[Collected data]
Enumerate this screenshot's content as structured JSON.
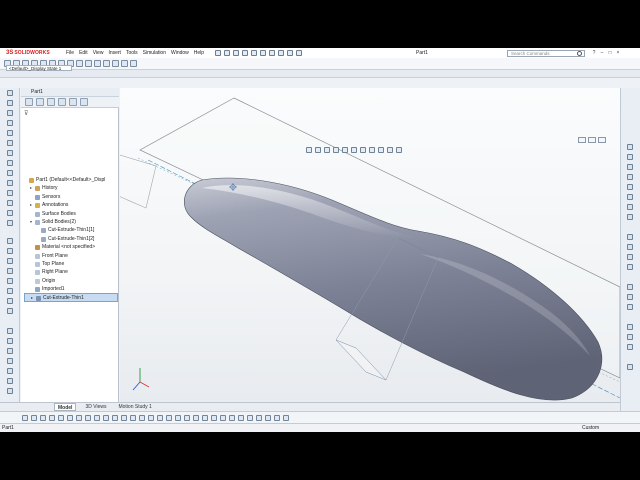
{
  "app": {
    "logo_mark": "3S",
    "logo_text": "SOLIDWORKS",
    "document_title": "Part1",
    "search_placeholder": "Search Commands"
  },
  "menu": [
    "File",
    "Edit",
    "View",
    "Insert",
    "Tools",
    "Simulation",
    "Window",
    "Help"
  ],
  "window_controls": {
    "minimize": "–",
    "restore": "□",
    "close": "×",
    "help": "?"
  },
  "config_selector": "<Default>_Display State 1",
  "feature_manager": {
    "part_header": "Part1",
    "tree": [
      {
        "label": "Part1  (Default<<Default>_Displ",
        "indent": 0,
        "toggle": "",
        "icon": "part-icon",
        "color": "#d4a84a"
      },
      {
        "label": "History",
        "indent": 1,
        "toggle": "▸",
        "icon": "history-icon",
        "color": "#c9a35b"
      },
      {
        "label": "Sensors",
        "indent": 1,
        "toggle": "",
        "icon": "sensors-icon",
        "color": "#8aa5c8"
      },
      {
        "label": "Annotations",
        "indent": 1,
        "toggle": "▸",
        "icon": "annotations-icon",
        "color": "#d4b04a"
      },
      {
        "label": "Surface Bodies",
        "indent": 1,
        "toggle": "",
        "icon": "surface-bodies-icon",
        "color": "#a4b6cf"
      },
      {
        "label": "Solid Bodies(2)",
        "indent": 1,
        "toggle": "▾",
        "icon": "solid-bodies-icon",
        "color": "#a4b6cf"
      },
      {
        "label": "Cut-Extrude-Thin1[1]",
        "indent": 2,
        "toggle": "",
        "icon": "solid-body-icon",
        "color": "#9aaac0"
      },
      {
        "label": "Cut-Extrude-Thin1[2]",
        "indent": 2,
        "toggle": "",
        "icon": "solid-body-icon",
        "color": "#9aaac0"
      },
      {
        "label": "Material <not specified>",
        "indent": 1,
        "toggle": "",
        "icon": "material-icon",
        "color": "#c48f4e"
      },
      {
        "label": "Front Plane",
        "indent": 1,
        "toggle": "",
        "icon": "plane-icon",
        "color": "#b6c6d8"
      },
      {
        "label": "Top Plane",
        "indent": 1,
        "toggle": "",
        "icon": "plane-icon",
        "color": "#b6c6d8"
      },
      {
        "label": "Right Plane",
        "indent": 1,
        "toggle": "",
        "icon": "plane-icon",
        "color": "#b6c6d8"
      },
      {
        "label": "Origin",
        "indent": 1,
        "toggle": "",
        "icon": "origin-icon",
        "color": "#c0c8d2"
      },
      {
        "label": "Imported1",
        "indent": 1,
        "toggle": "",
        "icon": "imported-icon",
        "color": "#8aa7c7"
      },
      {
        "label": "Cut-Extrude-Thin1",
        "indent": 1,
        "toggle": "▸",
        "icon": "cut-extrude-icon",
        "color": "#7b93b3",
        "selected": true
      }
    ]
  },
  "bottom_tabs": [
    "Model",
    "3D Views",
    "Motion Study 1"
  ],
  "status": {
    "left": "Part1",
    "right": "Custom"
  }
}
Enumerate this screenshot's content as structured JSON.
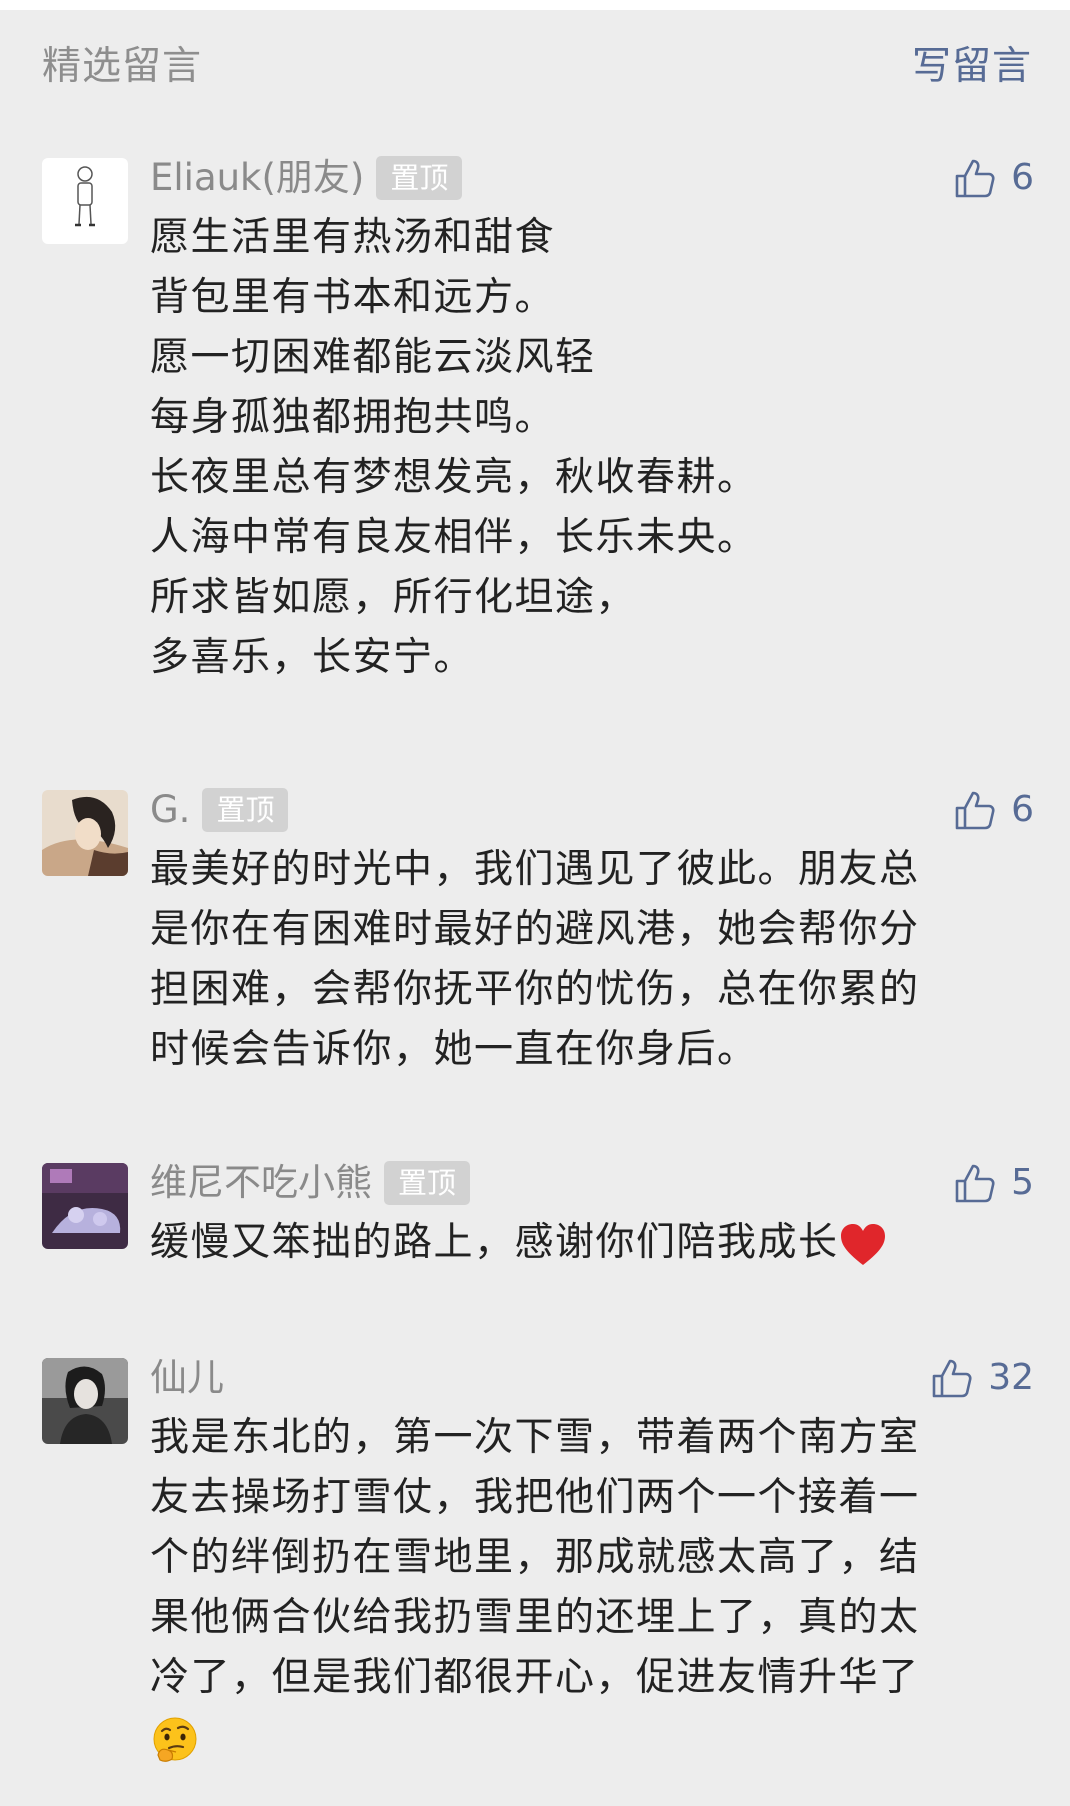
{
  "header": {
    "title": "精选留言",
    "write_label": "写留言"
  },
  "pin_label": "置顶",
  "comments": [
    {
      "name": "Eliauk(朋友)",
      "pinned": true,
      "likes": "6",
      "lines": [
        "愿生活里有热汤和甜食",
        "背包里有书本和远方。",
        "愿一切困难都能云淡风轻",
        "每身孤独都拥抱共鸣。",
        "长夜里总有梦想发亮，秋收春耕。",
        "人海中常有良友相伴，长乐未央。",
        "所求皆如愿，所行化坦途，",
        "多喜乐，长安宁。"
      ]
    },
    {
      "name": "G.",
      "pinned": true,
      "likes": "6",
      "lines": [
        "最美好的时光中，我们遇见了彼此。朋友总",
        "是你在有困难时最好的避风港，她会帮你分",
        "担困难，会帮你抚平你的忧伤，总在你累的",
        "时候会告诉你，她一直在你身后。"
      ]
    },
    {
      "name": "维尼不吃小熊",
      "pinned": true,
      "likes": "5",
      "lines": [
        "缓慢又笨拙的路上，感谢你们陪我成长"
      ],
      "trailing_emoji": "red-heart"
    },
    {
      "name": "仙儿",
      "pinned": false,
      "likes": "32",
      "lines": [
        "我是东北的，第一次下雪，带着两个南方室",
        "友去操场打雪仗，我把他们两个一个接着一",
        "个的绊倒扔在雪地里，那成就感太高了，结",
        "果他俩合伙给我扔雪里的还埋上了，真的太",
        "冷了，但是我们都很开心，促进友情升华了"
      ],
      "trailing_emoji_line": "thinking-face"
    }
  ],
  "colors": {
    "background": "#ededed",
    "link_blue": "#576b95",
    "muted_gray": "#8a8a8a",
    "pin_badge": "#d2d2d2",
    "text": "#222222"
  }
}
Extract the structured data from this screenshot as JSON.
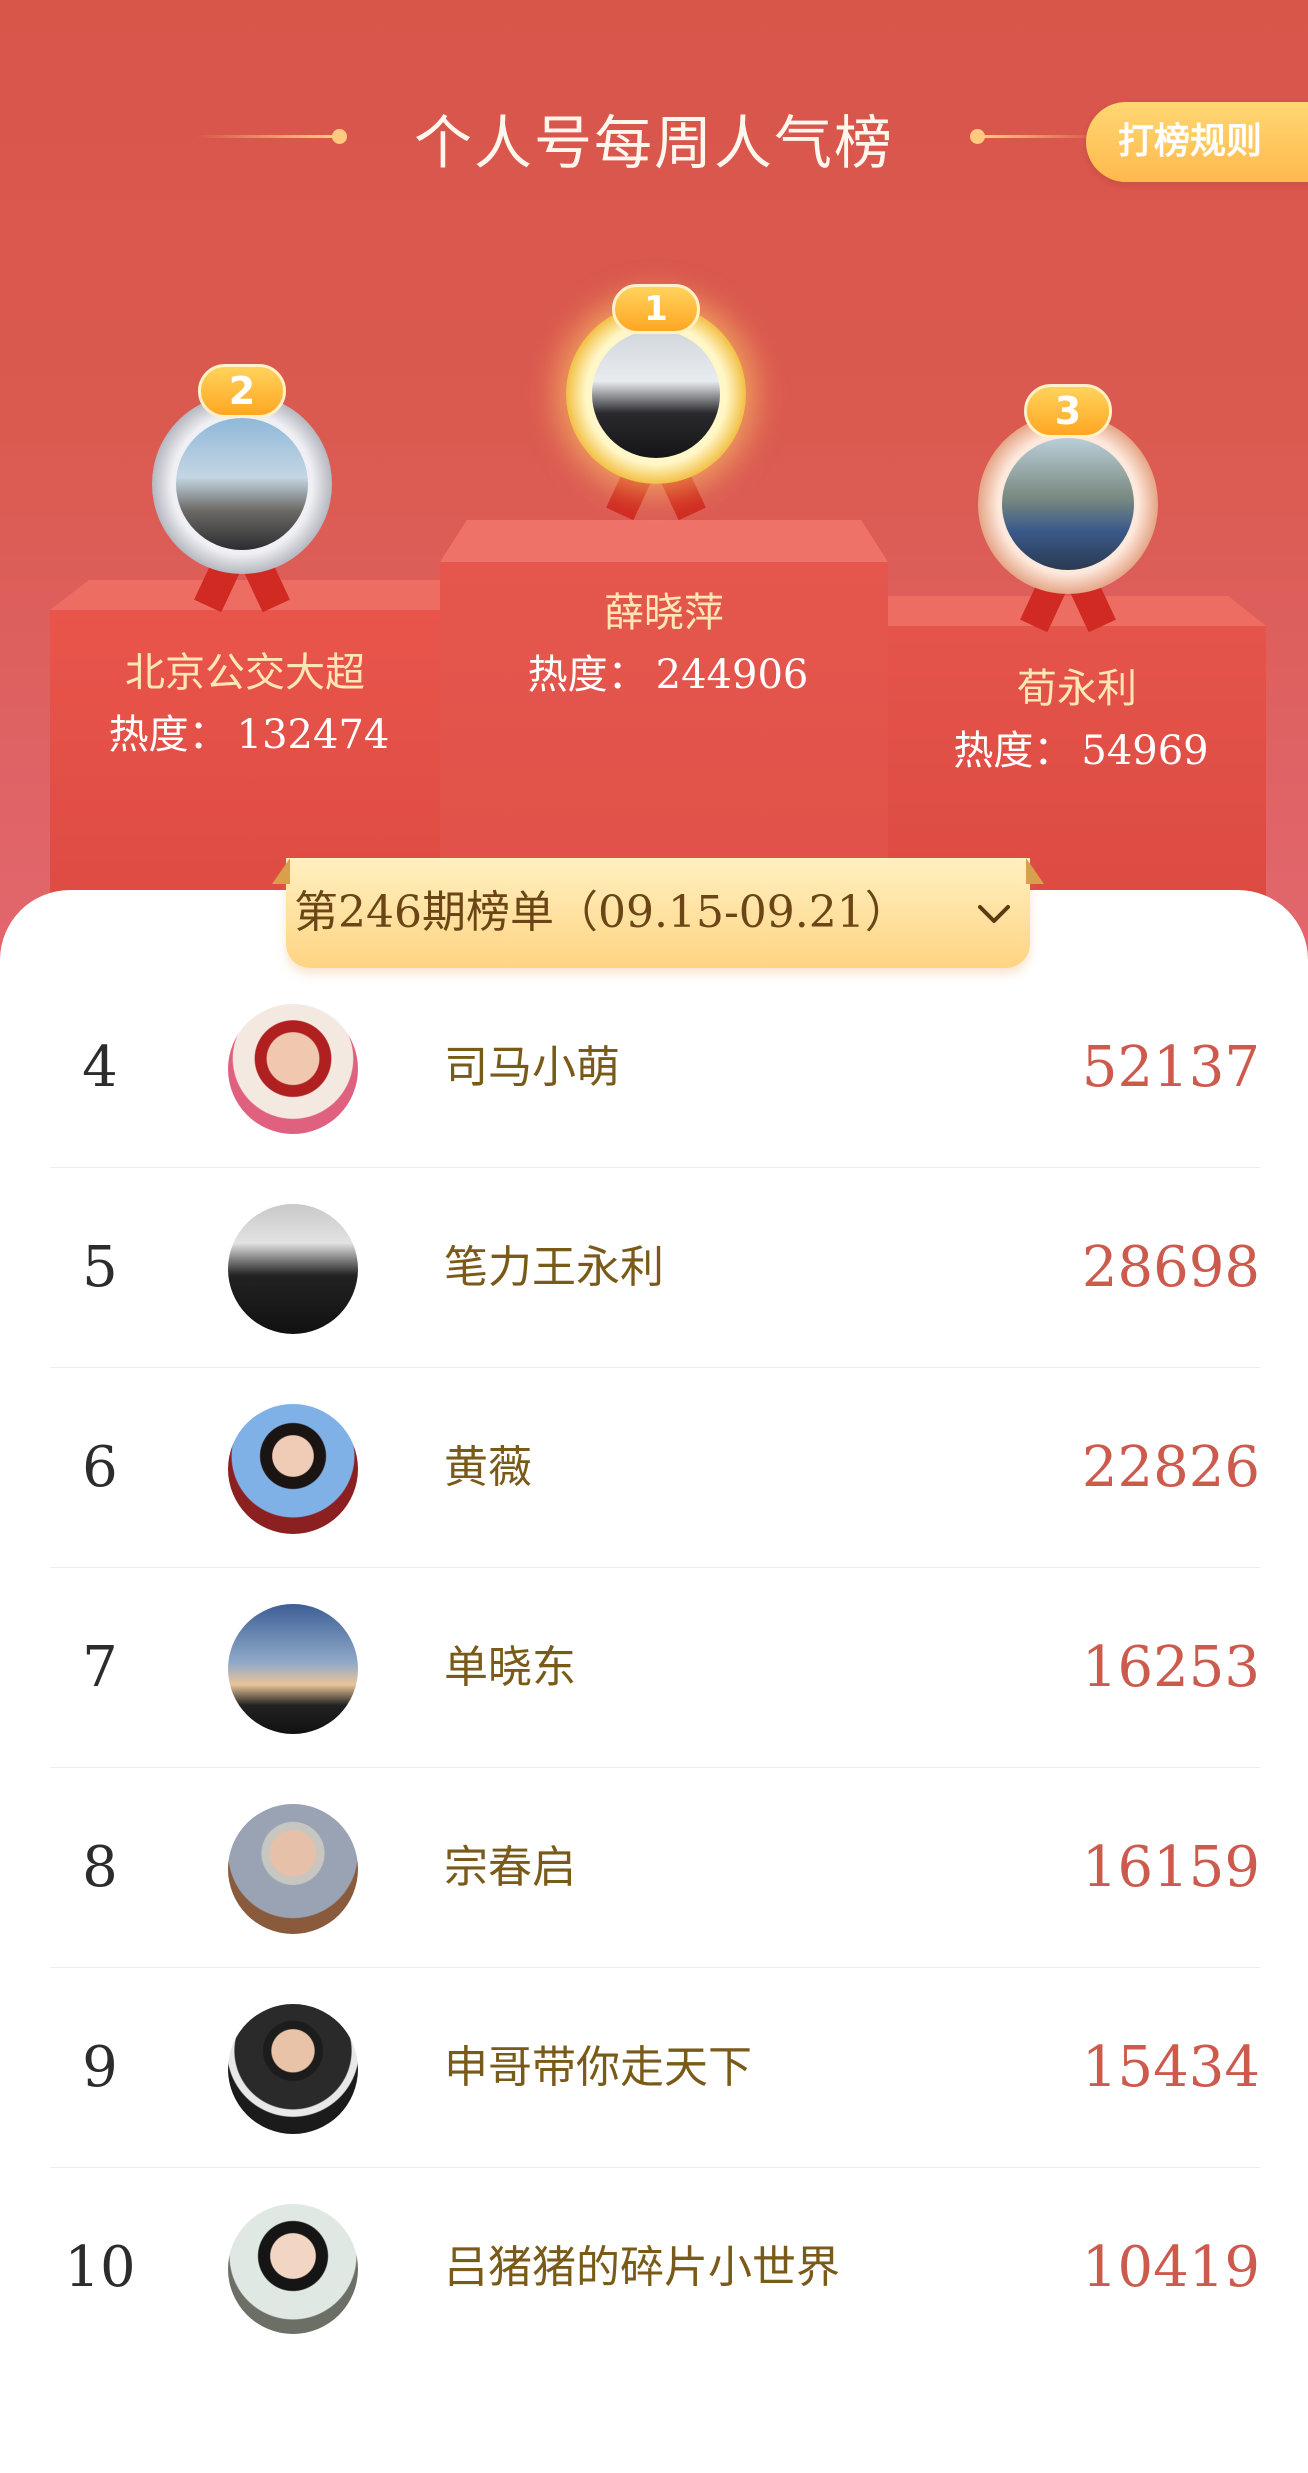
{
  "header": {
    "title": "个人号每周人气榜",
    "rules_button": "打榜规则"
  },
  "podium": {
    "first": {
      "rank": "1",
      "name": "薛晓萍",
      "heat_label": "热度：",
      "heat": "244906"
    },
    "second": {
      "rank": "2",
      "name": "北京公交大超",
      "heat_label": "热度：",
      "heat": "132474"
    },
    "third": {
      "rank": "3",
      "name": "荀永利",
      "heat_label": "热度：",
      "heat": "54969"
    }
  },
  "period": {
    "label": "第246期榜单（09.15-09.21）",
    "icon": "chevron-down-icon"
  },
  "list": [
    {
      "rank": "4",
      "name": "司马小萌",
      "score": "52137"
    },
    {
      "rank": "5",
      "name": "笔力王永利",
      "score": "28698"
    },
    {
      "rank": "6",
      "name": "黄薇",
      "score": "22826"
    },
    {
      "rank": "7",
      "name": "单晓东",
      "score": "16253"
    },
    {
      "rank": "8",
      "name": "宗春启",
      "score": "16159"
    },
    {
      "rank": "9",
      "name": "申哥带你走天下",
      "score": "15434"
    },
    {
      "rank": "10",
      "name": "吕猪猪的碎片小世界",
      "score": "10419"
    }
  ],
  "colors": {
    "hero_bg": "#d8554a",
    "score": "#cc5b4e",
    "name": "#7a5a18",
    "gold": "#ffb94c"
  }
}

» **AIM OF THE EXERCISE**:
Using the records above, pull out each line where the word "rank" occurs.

» **SOLUTION FOR THIS TASK**:
      "rank": "1",
      "rank": "2",
      "rank": "3",
      "rank": "4",
      "rank": "5",
      "rank": "6",
      "rank": "7",
      "rank": "8",
      "rank": "9",
      "rank": "10",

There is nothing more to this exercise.